Recruitment And Functions Of Myeloid Cells At The Intersection Of Inflammation & Remodeling

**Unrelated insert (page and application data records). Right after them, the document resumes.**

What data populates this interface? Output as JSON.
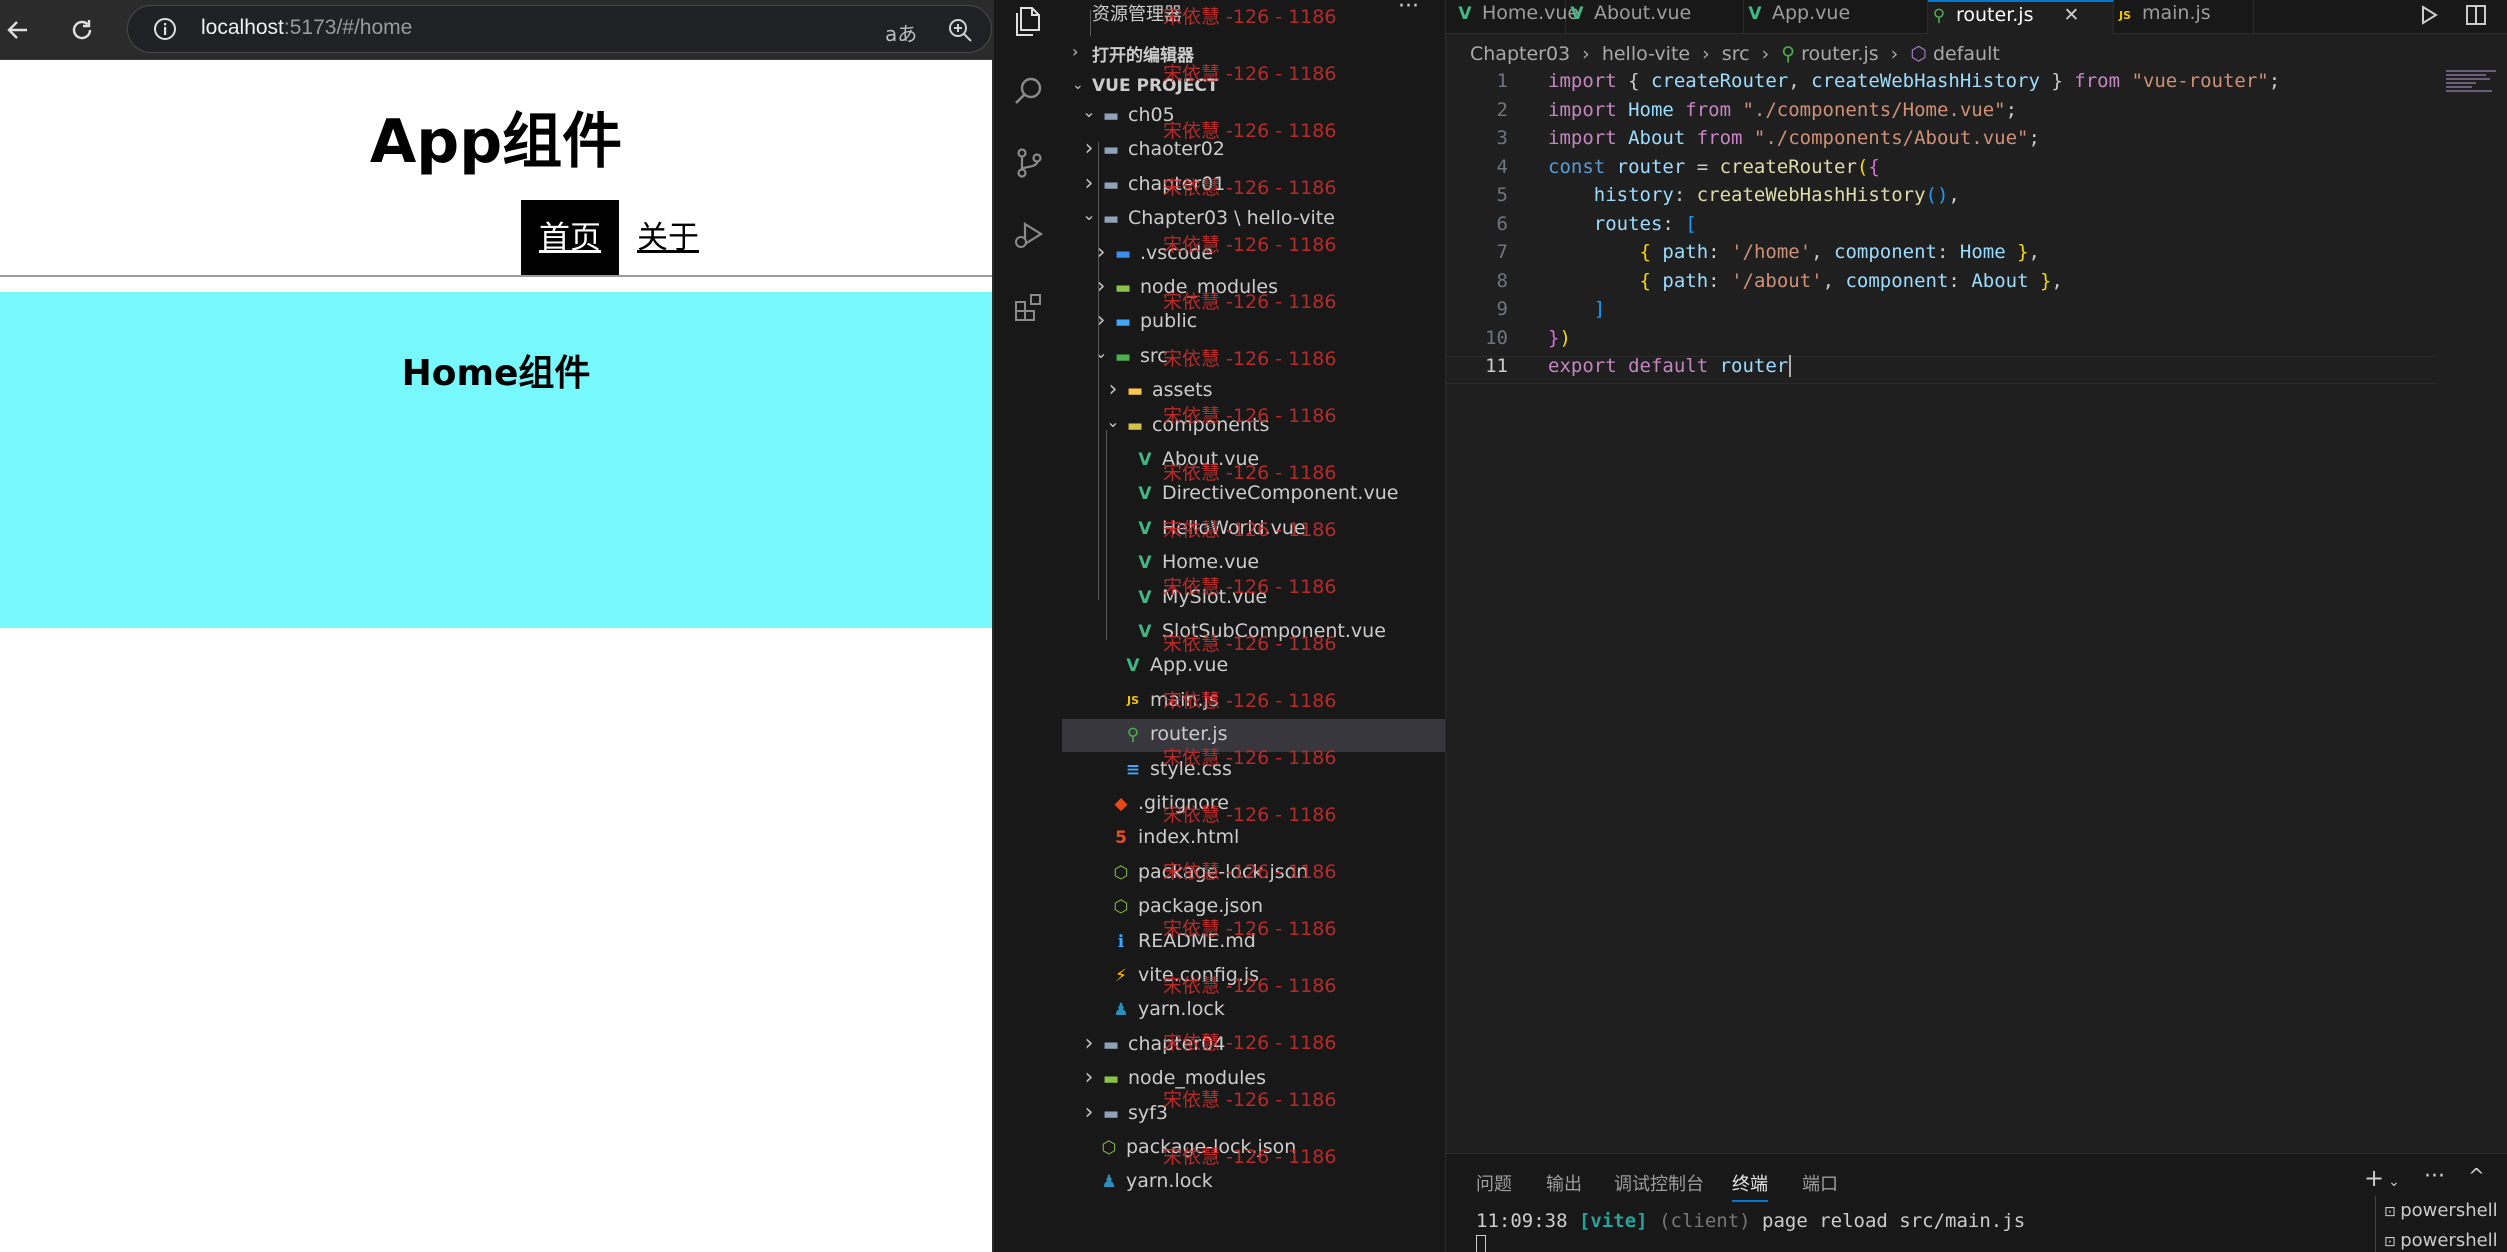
{
  "browser": {
    "url_host": "localhost",
    "url_rest": ":5173/#/home",
    "app_title": "App组件",
    "nav": [
      "首页",
      "关于"
    ],
    "home_title": "Home组件"
  },
  "explorer": {
    "title": "资源管理器",
    "open_editors": "打开的编辑器",
    "project": "VUE PROJECT",
    "items": [
      {
        "label": "ch05",
        "depth": 1,
        "kind": "folder",
        "open": true
      },
      {
        "label": "chaoter02",
        "depth": 1,
        "kind": "folder",
        "open": false
      },
      {
        "label": "chapter01",
        "depth": 1,
        "kind": "folder",
        "open": false
      },
      {
        "label": "Chapter03 \\ hello-vite",
        "depth": 1,
        "kind": "folder",
        "open": true
      },
      {
        "label": ".vscode",
        "depth": 2,
        "kind": "vscode",
        "open": false
      },
      {
        "label": "node_modules",
        "depth": 2,
        "kind": "node",
        "open": false
      },
      {
        "label": "public",
        "depth": 2,
        "kind": "public",
        "open": false
      },
      {
        "label": "src",
        "depth": 2,
        "kind": "src",
        "open": true
      },
      {
        "label": "assets",
        "depth": 3,
        "kind": "assets",
        "open": false
      },
      {
        "label": "components",
        "depth": 3,
        "kind": "components",
        "open": true
      },
      {
        "label": "About.vue",
        "depth": 4,
        "kind": "vue"
      },
      {
        "label": "DirectiveComponent.vue",
        "depth": 4,
        "kind": "vue"
      },
      {
        "label": "HelloWorld.vue",
        "depth": 4,
        "kind": "vue"
      },
      {
        "label": "Home.vue",
        "depth": 4,
        "kind": "vue"
      },
      {
        "label": "MySlot.vue",
        "depth": 4,
        "kind": "vue"
      },
      {
        "label": "SlotSubComponent.vue",
        "depth": 4,
        "kind": "vue"
      },
      {
        "label": "App.vue",
        "depth": 3,
        "kind": "vue"
      },
      {
        "label": "main.js",
        "depth": 3,
        "kind": "js"
      },
      {
        "label": "router.js",
        "depth": 3,
        "kind": "router",
        "selected": true
      },
      {
        "label": "style.css",
        "depth": 3,
        "kind": "css"
      },
      {
        "label": ".gitignore",
        "depth": 2,
        "kind": "git"
      },
      {
        "label": "index.html",
        "depth": 2,
        "kind": "html"
      },
      {
        "label": "package-lock.json",
        "depth": 2,
        "kind": "pkg"
      },
      {
        "label": "package.json",
        "depth": 2,
        "kind": "pkg"
      },
      {
        "label": "README.md",
        "depth": 2,
        "kind": "info"
      },
      {
        "label": "vite.config.js",
        "depth": 2,
        "kind": "vite"
      },
      {
        "label": "yarn.lock",
        "depth": 2,
        "kind": "yarn"
      },
      {
        "label": "chapter04",
        "depth": 1,
        "kind": "folder",
        "open": false
      },
      {
        "label": "node_modules",
        "depth": 1,
        "kind": "node",
        "open": false
      },
      {
        "label": "syf3",
        "depth": 1,
        "kind": "folder",
        "open": false
      },
      {
        "label": "package-lock.json",
        "depth": 1,
        "kind": "pkg"
      },
      {
        "label": "yarn.lock",
        "depth": 1,
        "kind": "yarn"
      }
    ]
  },
  "watermark": "宋依慧 -126 - 1186",
  "tabs": [
    {
      "label": "Home.vue",
      "kind": "vue"
    },
    {
      "label": "About.vue",
      "kind": "vue"
    },
    {
      "label": "App.vue",
      "kind": "vue"
    },
    {
      "label": "router.js",
      "kind": "router",
      "active": true
    },
    {
      "label": "main.js",
      "kind": "js"
    }
  ],
  "breadcrumb": {
    "parts": [
      "Chapter03",
      "hello-vite",
      "src",
      "router.js",
      "default"
    ]
  },
  "code": {
    "current_line": 11,
    "lines": [
      [
        [
          "kw",
          "import "
        ],
        [
          "",
          "{ "
        ],
        [
          "vr",
          "createRouter"
        ],
        [
          "",
          ", "
        ],
        [
          "vr",
          "createWebHashHistory"
        ],
        [
          "",
          " } "
        ],
        [
          "kw",
          "from "
        ],
        [
          "st",
          "\"vue-router\""
        ],
        [
          "",
          ";"
        ]
      ],
      [
        [
          "kw",
          "import "
        ],
        [
          "vr",
          "Home "
        ],
        [
          "kw",
          "from "
        ],
        [
          "st",
          "\"./components/Home.vue\""
        ],
        [
          "",
          ";"
        ]
      ],
      [
        [
          "kw",
          "import "
        ],
        [
          "vr",
          "About "
        ],
        [
          "kw",
          "from "
        ],
        [
          "st",
          "\"./components/About.vue\""
        ],
        [
          "",
          ";"
        ]
      ],
      [
        [
          "kb",
          "const "
        ],
        [
          "vr",
          "router "
        ],
        [
          "",
          "= "
        ],
        [
          "fn",
          "createRouter"
        ],
        [
          "bk",
          "("
        ],
        [
          "bk2",
          "{"
        ]
      ],
      [
        [
          "",
          "    "
        ],
        [
          "vr",
          "history"
        ],
        [
          "",
          ": "
        ],
        [
          "fn",
          "createWebHashHistory"
        ],
        [
          "bk3",
          "()"
        ],
        [
          "",
          ","
        ]
      ],
      [
        [
          "",
          "    "
        ],
        [
          "vr",
          "routes"
        ],
        [
          "",
          ": "
        ],
        [
          "bk3",
          "["
        ]
      ],
      [
        [
          "",
          "        "
        ],
        [
          "bk",
          "{ "
        ],
        [
          "vr",
          "path"
        ],
        [
          "",
          ": "
        ],
        [
          "st",
          "'/home'"
        ],
        [
          "",
          ", "
        ],
        [
          "vr",
          "component"
        ],
        [
          "",
          ": "
        ],
        [
          "vr",
          "Home "
        ],
        [
          "bk",
          "}"
        ],
        [
          "",
          ","
        ]
      ],
      [
        [
          "",
          "        "
        ],
        [
          "bk",
          "{ "
        ],
        [
          "vr",
          "path"
        ],
        [
          "",
          ": "
        ],
        [
          "st",
          "'/about'"
        ],
        [
          "",
          ", "
        ],
        [
          "vr",
          "component"
        ],
        [
          "",
          ": "
        ],
        [
          "vr",
          "About "
        ],
        [
          "bk",
          "}"
        ],
        [
          "",
          ","
        ]
      ],
      [
        [
          "",
          "    "
        ],
        [
          "bk3",
          "]"
        ]
      ],
      [
        [
          "bk2",
          "}"
        ],
        [
          "bk",
          ")"
        ]
      ],
      [
        [
          "kw",
          "export "
        ],
        [
          "kw",
          "default "
        ],
        [
          "vr",
          "router"
        ]
      ]
    ]
  },
  "panel": {
    "tabs": [
      "问题",
      "输出",
      "调试控制台",
      "终端",
      "端口"
    ],
    "active": "终端",
    "terminal_time": "11:09:38",
    "terminal_tag": "[vite]",
    "terminal_client": "(client)",
    "terminal_msg": "page reload src/main.js",
    "terminals": [
      "powershell",
      "powershell"
    ]
  }
}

Inflammation and tissue remodeling are often presented as two related, yet distinct, processes. Inflammation serves as a critical defense mechanism to destroy and clear pathogens or damaged tissue. Damaged tissue undergoes tissue remodeling, a process of reorganization that functions to maintain physiological homeostasis. Many key regulators of inflammation and tissue remodeling are shared between the two processes, yet their precise functions remain poorly understood. We sought to understand the role of pro-inflammatory circulating factors in pathological tissue remodeling using cutaneous wound healing as a model. Wounded skin remodels poorly, resulting in fibrotic scars. We observed that aging promoted tissue regeneration in the skin. In parabiosis experiments, young mice with cutaneous wounds healed with fibrosis and scar formation while aged mice healed with full-thickness tissue regeneration. Through these experiments, we identified stromal-derived factor-1 (SDF1) as a pro-fibrotic cytokine in the skin. Aging increased recruitment of enhancer of zeste homologue 2 (EZH2) and histone H3 lysine 27 trimethylation (H3K27me3) to the Sdf1 promoter. Similarly, silencing epidermal Sdf1 in young mouse skin enhanced in vivo tissue regeneration. SDF1 is a well-known mediator of macrophages. One of the key components of tissue remodeling are macrophages, which are essential for clearing apoptotic cells and remodeling the extracellular matrix. Given that crosstalk between tissues and macrophages is modulated by cytokines, we then considered the functions of a novel IL-15 responsive CD122+ macrophage population identified in the placenta, another actively remodeling tissue. In this context, we made the striking observation that CD122+ macrophages developed under the direction of interferons. Considering the canonical importance of interferons in anti-viral responses, we hypothesized that CD122+ macrophages play a critical role in promoting viral clearance. Using LCMV as a murine model of acute viral infection, we demonstrated that CD122+ macrophages modulate the abundance of CD8+ T-cells. Thus, the same macrophage phenotype found in an actively remodeling tissue also promotes an inflammatory anti-viral response. Taken together, the results presented in this dissertation highlight the role of macrophages at the intersection of tissue remodeling and anti-viral responses.